Even patriotic pets can be frightened
by fireworks... take precautions
July 05, 2014
Santa Paula News
You might be one of the 80 percent that own a pet afraid of fireworks so you’ll want to make sure they stay calm and comforted through Friday’s Santa Paula Rotary Fireworks Spectacular.
The ear-splitting explosions and flashing bright lights of fireworks might thrill humans, but they can terrify dogs and cats. Every year in the days following Independence Day, shelters are filled with pets that panic at the patriotic commotion and run away in blind terror. Often they find themselves so far from home they can’t find their way back.
If you can, keep your pets indoors during the celebratory commotion and remember you still must prepare them for the fireworks.
Prolonged professional displays such as Friday’s have the most impact on pets, and dogs - with their keen sense of hearing - are the most susceptible to panic. In the frenzy caused by fireworks dogs can injure themselves and damage property.
A good rule of thumb to gauge your pet’s reaction to fireworks is how the animal handles thunder... if the dog is afraid of thunder they are likely to also have a bad reaction to fireworks.
Some dog owners must use mild tranquilizers but others find familiar sounds, playing loud music or turning up the television to mask the noise, helps... but not too loud as that can also rattle the dog’s nerves!

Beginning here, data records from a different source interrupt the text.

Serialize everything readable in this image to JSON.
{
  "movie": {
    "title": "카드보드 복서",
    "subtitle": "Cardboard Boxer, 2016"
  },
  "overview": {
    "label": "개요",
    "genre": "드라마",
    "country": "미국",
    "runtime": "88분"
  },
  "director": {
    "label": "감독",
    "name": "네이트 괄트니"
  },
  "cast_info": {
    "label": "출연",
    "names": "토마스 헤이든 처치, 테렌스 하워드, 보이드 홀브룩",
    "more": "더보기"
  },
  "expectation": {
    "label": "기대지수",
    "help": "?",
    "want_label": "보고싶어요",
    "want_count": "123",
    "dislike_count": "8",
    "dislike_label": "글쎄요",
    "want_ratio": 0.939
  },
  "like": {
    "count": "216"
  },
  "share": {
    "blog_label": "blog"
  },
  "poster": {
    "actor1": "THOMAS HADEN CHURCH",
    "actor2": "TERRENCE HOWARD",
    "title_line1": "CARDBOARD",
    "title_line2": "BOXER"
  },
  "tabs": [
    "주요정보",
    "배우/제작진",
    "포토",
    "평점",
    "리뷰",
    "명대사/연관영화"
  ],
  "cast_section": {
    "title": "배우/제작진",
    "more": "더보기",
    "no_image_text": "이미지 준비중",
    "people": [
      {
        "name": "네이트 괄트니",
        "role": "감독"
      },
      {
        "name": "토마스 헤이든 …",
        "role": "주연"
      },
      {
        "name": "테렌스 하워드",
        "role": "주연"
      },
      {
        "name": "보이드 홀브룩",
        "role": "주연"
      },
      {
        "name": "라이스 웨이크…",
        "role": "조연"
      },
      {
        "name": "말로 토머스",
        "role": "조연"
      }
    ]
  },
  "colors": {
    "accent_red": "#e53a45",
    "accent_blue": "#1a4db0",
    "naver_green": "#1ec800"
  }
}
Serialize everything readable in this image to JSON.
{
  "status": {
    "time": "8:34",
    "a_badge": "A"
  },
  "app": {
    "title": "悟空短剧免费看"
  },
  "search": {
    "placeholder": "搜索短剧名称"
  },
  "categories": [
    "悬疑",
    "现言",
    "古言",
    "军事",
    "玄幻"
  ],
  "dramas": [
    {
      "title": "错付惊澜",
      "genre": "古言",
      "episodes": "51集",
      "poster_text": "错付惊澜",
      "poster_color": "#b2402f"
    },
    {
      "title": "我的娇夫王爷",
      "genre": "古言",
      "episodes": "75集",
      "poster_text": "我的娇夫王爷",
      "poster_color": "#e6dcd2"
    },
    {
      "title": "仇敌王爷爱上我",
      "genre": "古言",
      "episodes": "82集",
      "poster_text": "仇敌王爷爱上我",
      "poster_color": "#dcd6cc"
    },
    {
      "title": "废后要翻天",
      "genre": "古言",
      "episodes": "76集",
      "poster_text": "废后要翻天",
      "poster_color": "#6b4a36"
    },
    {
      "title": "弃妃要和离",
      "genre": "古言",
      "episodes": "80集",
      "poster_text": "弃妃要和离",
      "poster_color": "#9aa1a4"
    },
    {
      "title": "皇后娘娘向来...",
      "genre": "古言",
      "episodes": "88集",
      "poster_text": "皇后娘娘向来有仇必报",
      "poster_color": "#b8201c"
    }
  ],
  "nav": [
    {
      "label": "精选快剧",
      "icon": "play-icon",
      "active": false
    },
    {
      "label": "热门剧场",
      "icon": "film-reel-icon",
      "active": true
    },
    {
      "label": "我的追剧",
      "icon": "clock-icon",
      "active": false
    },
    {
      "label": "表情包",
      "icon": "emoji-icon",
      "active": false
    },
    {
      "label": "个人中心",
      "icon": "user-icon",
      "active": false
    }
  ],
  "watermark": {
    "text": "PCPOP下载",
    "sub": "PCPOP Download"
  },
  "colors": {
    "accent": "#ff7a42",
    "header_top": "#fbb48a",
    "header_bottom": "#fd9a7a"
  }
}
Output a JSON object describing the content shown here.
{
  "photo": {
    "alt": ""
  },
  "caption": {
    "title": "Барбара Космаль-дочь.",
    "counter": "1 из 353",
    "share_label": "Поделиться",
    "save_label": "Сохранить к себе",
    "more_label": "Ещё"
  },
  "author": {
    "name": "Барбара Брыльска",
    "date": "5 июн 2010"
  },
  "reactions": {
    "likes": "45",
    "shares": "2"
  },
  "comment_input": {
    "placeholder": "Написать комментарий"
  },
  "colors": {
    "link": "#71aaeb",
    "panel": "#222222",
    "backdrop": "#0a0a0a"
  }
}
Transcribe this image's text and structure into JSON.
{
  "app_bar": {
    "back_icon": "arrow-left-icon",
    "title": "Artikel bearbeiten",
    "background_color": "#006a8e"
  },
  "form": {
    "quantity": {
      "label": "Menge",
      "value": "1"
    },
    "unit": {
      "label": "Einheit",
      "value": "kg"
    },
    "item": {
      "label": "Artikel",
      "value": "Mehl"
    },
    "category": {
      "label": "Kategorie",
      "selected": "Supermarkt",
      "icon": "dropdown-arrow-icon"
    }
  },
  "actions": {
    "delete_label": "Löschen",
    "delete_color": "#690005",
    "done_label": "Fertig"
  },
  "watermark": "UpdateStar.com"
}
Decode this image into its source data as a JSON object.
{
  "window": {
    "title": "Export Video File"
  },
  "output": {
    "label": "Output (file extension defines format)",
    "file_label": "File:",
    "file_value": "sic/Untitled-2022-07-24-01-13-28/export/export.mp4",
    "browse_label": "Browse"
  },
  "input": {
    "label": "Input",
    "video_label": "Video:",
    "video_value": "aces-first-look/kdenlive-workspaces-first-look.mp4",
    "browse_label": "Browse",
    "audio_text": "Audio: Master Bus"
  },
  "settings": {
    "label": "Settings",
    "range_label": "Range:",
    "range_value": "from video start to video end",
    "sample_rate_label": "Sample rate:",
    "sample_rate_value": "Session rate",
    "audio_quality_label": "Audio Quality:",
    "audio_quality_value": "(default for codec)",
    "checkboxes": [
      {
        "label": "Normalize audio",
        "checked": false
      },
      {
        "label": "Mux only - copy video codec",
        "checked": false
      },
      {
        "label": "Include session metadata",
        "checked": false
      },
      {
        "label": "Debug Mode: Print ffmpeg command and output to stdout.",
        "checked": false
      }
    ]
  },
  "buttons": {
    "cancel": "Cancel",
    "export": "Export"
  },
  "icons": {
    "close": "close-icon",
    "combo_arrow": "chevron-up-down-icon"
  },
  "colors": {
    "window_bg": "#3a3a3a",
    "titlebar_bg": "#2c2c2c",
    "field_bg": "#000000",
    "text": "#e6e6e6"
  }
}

All pets should be put indoors in a secure room well before dark on the day of the festivities, and reassured they are safe well before fireworks begin.
The house becomes your pets’ safety zone, so it’s important to prepare it properly: make sure to keep some lights on which will calm your pet and make it feel more secure.
Dampen the noise with music or TV - a recording of rainwater soothes animals - and close the curtains in the room, but keep lights on.
Make the room cozy with familiar bedding; chew and other toys will help keep your pets amused and distracted.
Use a lavender scented spray to help calm your pet... do not use heated oils, incense or candles that can be knocked over by a frantic dog even if placed out of reach. Make sure there are no sharp items in the room.
Keep an eye on your pet, or better yet, stay with your animal to offer comfort and conversation.
Don’t fuss over your pet too much as this can increase anxiety if the pet senses yours. And don’t go overboard... your clever pet might be encouraged to exhibit fearful behavior in the future for extra loving on demand.
If you can’t stay home with your pet because you’re going to Harding Park to see the Fireworks Spectacular or are busy with your own or others’ barbecues don’t worry: you’ve ensured your pet has been adequately cared for.
And remember: it’s always a great idea to make sure your pets’ ID tags and microchips are up to date.
If you do lose your pet keep checking with SPARC (Santa Paula Animal Rescue Center) and the Ventura County Animal Shelter.
SPARC does a great job of posting photos on Facebook of lost animals but both organizations would like nothing better than to have the pet’s identity readily available so they can let you know the whereabouts of your pet.